3 Ways Metal Fabricators Can Serve the Medical Device Industry
By Aimee Sukol, JD/MA/MS Ed.
The medical device industry is critical and as we’ve seen with COVID-19, disruptions in the supply chain make it more difficult for medical providers to meet urgent needs. While medical device manufacturers adhere to their best practices in ensuring a stable supply of medical equipment, their supply chain must also abide by best practices that support medical device customers. So what are key best practices metal fabricators can follow to serve medical device manufacturers?
Pay attention to changes in healthcare and medical conditions that impact medical device customers.
Staying on top of industry changes may be challenging as a metal fabricator focuses on filling existing orders; however, medical suppliers’ urgent needs to meet public demand means they will not think twice about switching suppliers to those that can deliver. Hence, preparation through information is the first step to building capacity for unusual demand.
Possess a sense of urgency & manage communication.
Unlike other end products, medical devices are critical to fundamental health and human life. That sense of urgency in a highly regulatory field requires special attention to quality under strict time constraints. There is little time to send orders back that fail standards, which is also why metal fabricators must communicate with medical device customers as new information is available about whether they anticipate changes to their orders.
Manage relationships & communication with back up raw materials suppliers.
When medical device customers have an unusually high demand, metal fabricators must be able to source materials quickly and can’t afford to wait when their supply chain is running slow.

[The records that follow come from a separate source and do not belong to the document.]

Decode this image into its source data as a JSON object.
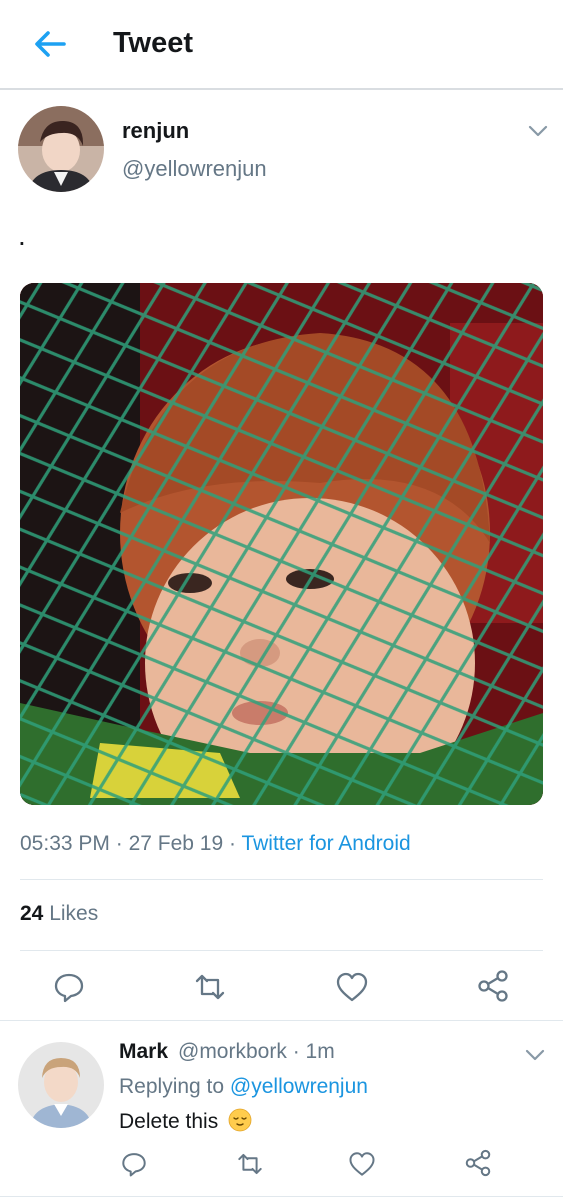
{
  "header": {
    "title": "Tweet",
    "back_icon": "arrow-left-icon",
    "accent": "#1da1f2"
  },
  "tweet": {
    "author_name": "renjun",
    "author_handle": "@yellowrenjun",
    "text": ".",
    "time": "05:33 PM",
    "date": "27 Feb 19",
    "source": "Twitter for Android",
    "likes_count": "24",
    "likes_label": "Likes",
    "actions": [
      "reply-icon",
      "retweet-icon",
      "like-icon",
      "share-icon"
    ]
  },
  "reply": {
    "author_name": "Mark",
    "author_handle": "@morkbork",
    "time": "1m",
    "replying_prefix": "Replying to",
    "replying_to": "@yellowrenjun",
    "text": "Delete this",
    "emoji_icon": "relieved-face-icon"
  },
  "colors": {
    "link": "#1b95e0",
    "muted": "#657786",
    "text": "#14171a",
    "divider": "#e1e8ed"
  }
}
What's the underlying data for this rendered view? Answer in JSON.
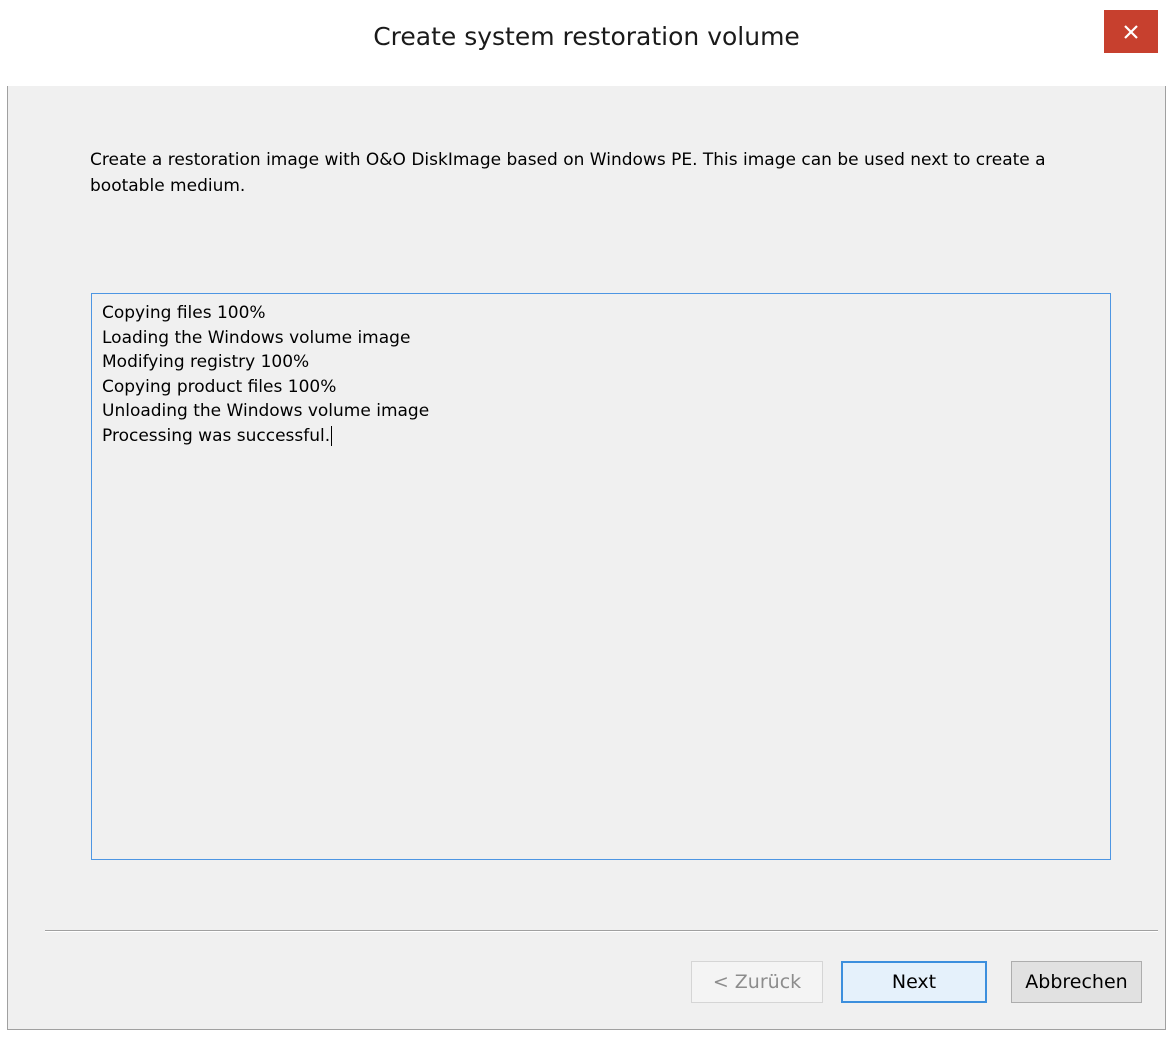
{
  "window": {
    "title": "Create system restoration volume",
    "close_label": "×"
  },
  "description": "Create a restoration image with O&O DiskImage based on Windows PE. This image can be used next to create a bootable medium.",
  "log": {
    "lines": [
      "Copying files 100%",
      "Loading the Windows volume image",
      "Modifying registry 100%",
      "Copying product files 100%",
      "Unloading the Windows volume image",
      "Processing was successful."
    ]
  },
  "buttons": {
    "back_label": "< Zurück",
    "next_label": "Next",
    "cancel_label": "Abbrechen"
  },
  "colors": {
    "close_button": "#c7402e",
    "focus_border": "#3c8fdd",
    "log_border": "#4d96e3"
  }
}
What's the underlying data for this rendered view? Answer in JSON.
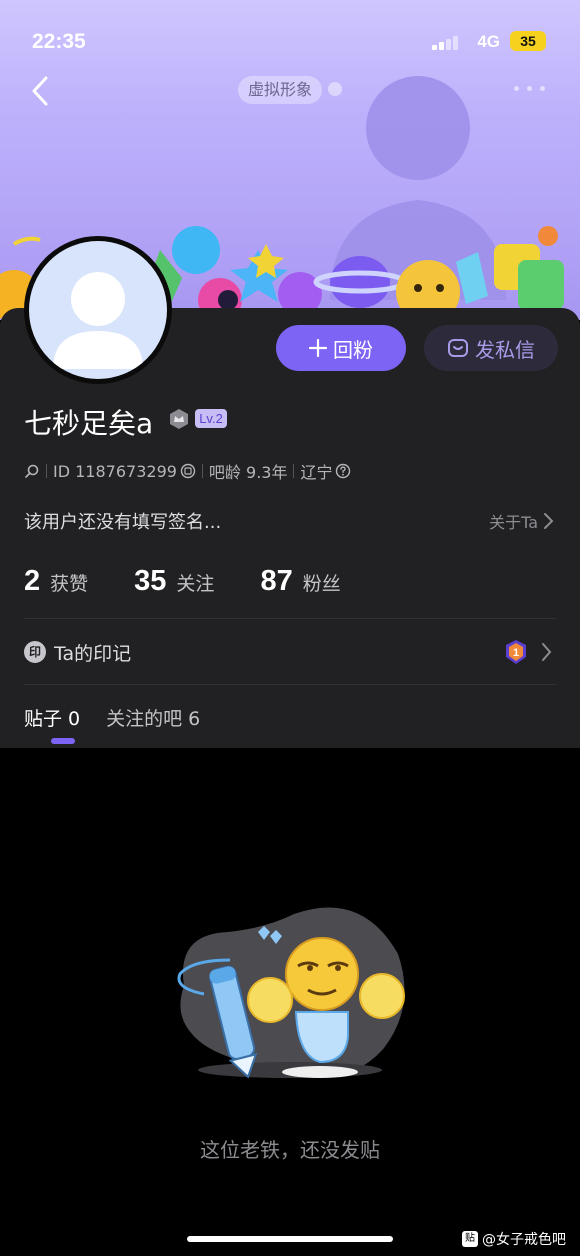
{
  "status_bar": {
    "time": "22:35",
    "network": "4G",
    "battery": "35"
  },
  "header": {
    "virtual_avatar_label": "虚拟形象"
  },
  "profile": {
    "username": "七秒足矣a",
    "level": "Lv.2",
    "id_text": "ID 1187673299",
    "age_text": "吧龄 9.3年",
    "location": "辽宁",
    "bio": "该用户还没有填写签名...",
    "about_label": "关于Ta"
  },
  "actions": {
    "follow_back_label": "回粉",
    "message_label": "发私信"
  },
  "stats": [
    {
      "value": "2",
      "label": "获赞"
    },
    {
      "value": "35",
      "label": "关注"
    },
    {
      "value": "87",
      "label": "粉丝"
    }
  ],
  "imprint": {
    "icon_text": "印",
    "label": "Ta的印记",
    "medal_number": "1"
  },
  "tabs": [
    {
      "label": "贴子 0",
      "active": true
    },
    {
      "label": "关注的吧 6",
      "active": false
    }
  ],
  "empty_state": {
    "text": "这位老铁，还没发贴"
  },
  "watermark": {
    "icon_text": "贴",
    "text": "@女子戒色吧"
  },
  "colors": {
    "accent": "#7d64f5",
    "panel": "#212022",
    "hero": "#b3a4f7"
  }
}
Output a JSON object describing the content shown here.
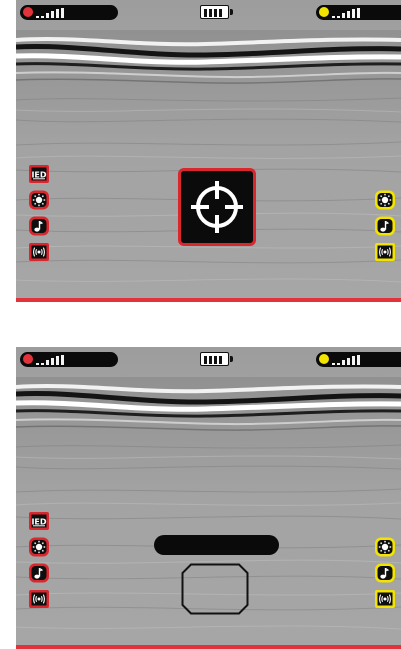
{
  "screens": [
    {
      "id": "top",
      "status": {
        "left_signal_color": "#e2323a",
        "right_signal_color": "#f2e300",
        "left_signal_level": 4,
        "right_signal_level": 4,
        "battery_level": 4
      },
      "left_icons": [
        {
          "name": "ied-icon",
          "text": "IED",
          "color": "#d9272e"
        },
        {
          "name": "brightness-icon",
          "color": "#d9272e"
        },
        {
          "name": "music-note-icon",
          "color": "#d9272e"
        },
        {
          "name": "vibration-icon",
          "color": "#d9272e"
        }
      ],
      "right_icons": [
        {
          "name": "brightness-icon",
          "color": "#f2e300"
        },
        {
          "name": "music-note-icon",
          "color": "#f2e300"
        },
        {
          "name": "vibration-icon",
          "color": "#f2e300"
        }
      ],
      "center_icon": "crosshair-icon"
    },
    {
      "id": "bottom",
      "status": {
        "left_signal_color": "#e2323a",
        "right_signal_color": "#f2e300",
        "left_signal_level": 4,
        "right_signal_level": 4,
        "battery_level": 4
      },
      "left_icons": [
        {
          "name": "ied-icon",
          "text": "IED",
          "color": "#d9272e"
        },
        {
          "name": "brightness-icon",
          "color": "#d9272e"
        },
        {
          "name": "music-note-icon",
          "color": "#d9272e"
        },
        {
          "name": "vibration-icon",
          "color": "#d9272e"
        }
      ],
      "right_icons": [
        {
          "name": "brightness-icon",
          "color": "#f2e300"
        },
        {
          "name": "music-note-icon",
          "color": "#f2e300"
        },
        {
          "name": "vibration-icon",
          "color": "#f2e300"
        }
      ],
      "center_icon": "empty-target-outline"
    }
  ],
  "colors": {
    "accent_red": "#d9272e",
    "accent_yellow": "#f2e300",
    "background_gray": "#9e9e9e"
  }
}
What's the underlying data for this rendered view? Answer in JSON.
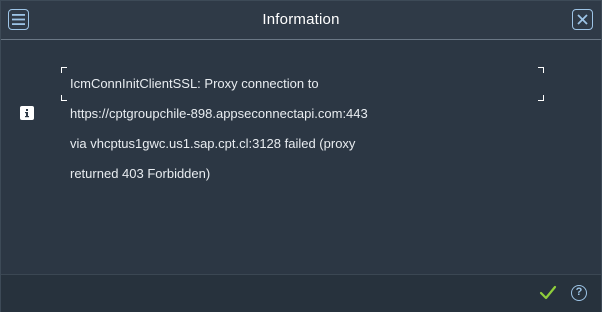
{
  "header": {
    "title": "Information",
    "menu_icon": "hamburger-menu-icon",
    "close_icon": "close-icon"
  },
  "message": {
    "icon": "info-icon",
    "lines": [
      "IcmConnInitClientSSL: Proxy connection to",
      "https://cptgroupchile-898.appseconnectapi.com:443",
      "via vhcptus1gwc.us1.sap.cpt.cl:3128 failed (proxy",
      "returned 403 Forbidden)"
    ]
  },
  "footer": {
    "ok_icon": "checkmark-icon",
    "help_label": "?"
  },
  "colors": {
    "background": "#2c3744",
    "accent": "#9dc4e6",
    "ok_green": "#8fce3b",
    "text": "#e8ecf0"
  }
}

In these times, metal fabricators must be able to call upon a back up supplier that can handle larger or more urgent orders.
Whether medical device customers are primary/large accounts or small, their needs are unique. They operate in a highly regulatory environment that requires uniform quality, and they may be called to produce significantly more units under urgent circumstances. The nature of their industry requires a supply chain that is able to meet these needs.
In short, informed, prepared, and resourceful metal fabricators will be choice suppliers for a strong industry like medical device manufacturers.
For more information about strengthening the medical device supply chain, see: McKinsey & Company, The Resilience Imperative for Medtech Supply Chains.